YOUR GOAL | Show every line of the data that includes the word "EFCoreExercise".

Recorded data
* * * * * * *

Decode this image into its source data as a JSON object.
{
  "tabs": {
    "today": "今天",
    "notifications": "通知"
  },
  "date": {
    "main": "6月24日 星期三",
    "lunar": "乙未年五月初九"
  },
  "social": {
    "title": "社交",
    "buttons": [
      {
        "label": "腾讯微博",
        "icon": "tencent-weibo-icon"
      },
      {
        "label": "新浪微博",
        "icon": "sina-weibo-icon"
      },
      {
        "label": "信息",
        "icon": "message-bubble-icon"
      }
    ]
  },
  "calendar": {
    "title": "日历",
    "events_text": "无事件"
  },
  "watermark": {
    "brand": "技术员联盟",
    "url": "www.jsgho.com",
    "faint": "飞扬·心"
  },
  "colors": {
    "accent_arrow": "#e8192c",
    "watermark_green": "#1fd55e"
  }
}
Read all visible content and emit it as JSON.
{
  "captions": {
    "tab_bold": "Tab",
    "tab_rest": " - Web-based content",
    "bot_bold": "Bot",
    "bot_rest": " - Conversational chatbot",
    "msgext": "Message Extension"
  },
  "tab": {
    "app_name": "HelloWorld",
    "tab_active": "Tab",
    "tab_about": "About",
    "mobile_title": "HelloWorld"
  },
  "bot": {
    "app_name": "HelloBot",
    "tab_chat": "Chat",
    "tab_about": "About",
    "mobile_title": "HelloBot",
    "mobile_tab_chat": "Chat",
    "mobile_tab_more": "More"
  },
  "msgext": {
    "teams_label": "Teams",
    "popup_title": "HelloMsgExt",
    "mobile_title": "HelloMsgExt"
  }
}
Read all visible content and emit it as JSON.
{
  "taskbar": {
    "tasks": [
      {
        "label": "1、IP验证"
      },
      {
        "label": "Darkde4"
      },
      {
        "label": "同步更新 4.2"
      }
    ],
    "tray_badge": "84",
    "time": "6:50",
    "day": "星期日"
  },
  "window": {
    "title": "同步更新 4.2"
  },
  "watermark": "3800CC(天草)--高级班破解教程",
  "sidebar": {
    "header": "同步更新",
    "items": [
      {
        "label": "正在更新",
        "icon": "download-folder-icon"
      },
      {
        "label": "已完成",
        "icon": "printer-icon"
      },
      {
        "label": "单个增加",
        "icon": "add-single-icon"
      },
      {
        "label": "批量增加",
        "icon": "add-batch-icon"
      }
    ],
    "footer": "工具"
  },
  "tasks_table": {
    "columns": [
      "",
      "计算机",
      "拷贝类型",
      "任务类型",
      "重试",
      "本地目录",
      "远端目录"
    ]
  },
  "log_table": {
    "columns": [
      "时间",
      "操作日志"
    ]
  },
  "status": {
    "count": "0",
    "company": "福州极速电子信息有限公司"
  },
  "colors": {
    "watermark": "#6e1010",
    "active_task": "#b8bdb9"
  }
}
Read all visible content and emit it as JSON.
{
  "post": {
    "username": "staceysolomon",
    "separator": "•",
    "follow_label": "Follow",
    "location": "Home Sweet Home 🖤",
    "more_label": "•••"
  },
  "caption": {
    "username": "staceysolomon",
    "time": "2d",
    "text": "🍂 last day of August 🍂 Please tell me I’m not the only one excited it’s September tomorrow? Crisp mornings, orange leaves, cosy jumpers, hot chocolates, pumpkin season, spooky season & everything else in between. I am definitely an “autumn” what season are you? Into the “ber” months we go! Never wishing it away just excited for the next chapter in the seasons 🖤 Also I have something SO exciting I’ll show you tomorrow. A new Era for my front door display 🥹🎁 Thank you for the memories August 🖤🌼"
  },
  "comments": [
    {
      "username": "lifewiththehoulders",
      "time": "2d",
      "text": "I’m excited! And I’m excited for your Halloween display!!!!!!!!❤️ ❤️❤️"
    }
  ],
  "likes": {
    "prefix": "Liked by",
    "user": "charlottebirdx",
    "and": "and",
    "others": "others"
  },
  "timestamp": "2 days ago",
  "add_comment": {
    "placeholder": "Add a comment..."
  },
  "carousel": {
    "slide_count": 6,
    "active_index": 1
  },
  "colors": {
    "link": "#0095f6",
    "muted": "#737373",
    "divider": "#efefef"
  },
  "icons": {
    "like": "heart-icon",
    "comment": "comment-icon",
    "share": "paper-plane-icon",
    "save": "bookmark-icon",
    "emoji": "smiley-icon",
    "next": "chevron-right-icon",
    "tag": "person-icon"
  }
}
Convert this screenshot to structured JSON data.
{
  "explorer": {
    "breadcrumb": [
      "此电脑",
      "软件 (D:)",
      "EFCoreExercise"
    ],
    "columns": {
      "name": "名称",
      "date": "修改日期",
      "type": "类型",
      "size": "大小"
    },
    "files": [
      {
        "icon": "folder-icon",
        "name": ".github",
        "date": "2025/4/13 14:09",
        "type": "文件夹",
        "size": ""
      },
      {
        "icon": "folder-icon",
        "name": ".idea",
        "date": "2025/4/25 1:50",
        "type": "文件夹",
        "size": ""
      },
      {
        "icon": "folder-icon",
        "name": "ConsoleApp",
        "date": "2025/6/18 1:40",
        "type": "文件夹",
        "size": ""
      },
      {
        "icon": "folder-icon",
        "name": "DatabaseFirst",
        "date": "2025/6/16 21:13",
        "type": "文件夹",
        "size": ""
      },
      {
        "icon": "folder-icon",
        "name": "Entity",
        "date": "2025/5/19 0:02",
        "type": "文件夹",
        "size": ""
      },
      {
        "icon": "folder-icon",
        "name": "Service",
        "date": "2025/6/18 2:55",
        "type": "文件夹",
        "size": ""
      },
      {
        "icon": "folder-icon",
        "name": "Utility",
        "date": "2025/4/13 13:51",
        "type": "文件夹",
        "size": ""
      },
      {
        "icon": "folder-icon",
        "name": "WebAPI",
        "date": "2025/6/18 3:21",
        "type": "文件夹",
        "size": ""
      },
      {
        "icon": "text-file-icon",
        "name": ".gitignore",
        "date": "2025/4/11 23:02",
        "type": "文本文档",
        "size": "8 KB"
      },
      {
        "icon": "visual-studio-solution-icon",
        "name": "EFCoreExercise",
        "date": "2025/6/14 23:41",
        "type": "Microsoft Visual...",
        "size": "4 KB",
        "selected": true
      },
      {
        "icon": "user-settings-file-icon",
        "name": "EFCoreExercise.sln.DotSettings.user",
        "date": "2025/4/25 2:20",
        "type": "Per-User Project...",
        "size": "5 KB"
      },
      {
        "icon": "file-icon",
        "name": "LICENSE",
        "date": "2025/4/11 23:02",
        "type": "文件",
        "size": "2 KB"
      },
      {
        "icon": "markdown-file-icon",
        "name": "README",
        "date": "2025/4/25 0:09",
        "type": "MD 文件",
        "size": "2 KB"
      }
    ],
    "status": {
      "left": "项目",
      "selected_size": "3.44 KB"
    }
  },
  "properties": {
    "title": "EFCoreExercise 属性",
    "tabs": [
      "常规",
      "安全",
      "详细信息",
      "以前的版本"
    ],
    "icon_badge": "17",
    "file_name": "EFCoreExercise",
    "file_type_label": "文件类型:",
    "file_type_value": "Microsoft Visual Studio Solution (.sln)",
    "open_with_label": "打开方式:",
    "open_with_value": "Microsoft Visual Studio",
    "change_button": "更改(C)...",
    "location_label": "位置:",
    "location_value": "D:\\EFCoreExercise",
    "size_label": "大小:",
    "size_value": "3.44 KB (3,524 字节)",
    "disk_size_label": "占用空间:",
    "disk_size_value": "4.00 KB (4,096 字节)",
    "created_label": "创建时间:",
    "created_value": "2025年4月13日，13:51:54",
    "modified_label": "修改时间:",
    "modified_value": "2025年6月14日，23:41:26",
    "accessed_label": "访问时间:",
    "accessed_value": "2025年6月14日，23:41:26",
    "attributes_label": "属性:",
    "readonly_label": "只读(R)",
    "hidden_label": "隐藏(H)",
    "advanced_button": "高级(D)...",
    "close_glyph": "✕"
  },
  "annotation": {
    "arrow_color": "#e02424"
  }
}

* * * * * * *

YOUR RESPONSE |
      "EFCoreExercise"
        "name": "EFCoreExercise",
        "name": "EFCoreExercise.sln.DotSettings.user",
    "title": "EFCoreExercise 属性",
    "file_name": "EFCoreExercise",
    "location_value": "D:\\EFCoreExercise",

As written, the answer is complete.